  5. Do you give a person the chance to be trustworthy? It’s easy to be distrusting when you don’t give someone a chance to earn your trust. Trust involves risk and many times you will be pleasantly surprised when taking that risk. Be honest with yourself about if you are actually giving people a chance. It’s easy to view people and companies as distrustful when you don’t open the door for someone to win your trust. Look at your own actions and try and understand if you approach people automatically assuming that he or she is trying to scam you, take advantage of you, or is someone distrustful. Being aware of the amount of times you show someone distrust, will help you to become more knowledgeable about being more open with others.

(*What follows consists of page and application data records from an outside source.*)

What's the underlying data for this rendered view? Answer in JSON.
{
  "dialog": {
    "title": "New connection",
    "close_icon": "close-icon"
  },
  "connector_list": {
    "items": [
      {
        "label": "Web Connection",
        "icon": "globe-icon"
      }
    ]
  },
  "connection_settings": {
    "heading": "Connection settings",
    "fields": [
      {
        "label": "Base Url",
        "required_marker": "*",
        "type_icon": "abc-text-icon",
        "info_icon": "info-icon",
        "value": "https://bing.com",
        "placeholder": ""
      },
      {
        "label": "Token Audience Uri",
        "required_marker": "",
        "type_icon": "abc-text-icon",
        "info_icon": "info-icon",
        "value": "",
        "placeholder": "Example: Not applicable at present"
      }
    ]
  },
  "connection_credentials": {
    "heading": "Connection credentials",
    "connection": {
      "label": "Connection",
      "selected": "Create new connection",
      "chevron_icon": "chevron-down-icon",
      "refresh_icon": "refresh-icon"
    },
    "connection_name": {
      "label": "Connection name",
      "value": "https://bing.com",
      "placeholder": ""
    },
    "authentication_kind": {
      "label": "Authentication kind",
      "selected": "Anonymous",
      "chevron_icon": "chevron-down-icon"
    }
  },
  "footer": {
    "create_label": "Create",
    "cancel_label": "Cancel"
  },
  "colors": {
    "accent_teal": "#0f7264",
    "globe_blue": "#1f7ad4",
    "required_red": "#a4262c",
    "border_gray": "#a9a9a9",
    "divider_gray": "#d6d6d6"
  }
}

  6. Are you actually having a good balance between being overly suspicious and blindly trusting? I want to clarify that this article is not trying to encourage you to not exercise discretion when interacting with others or to simply blindly trust someone. The point of the article is to make you realize that you need a healthy balance. You cannot enter a relationship assuming someone is distrustful and constantly reliving past mistakes or acts of distrust. You cannot be waiting for someone to prove that they are unworthy of trust. When entering some form of a relationship, you have to give people the benefit of the doubt. Don’t assume that they are people who you cannot trust. Definitely use caution when meeting new people, but be optimistic and hope for the best. Striking this balance is integral for being able to trust another in a healthy manner.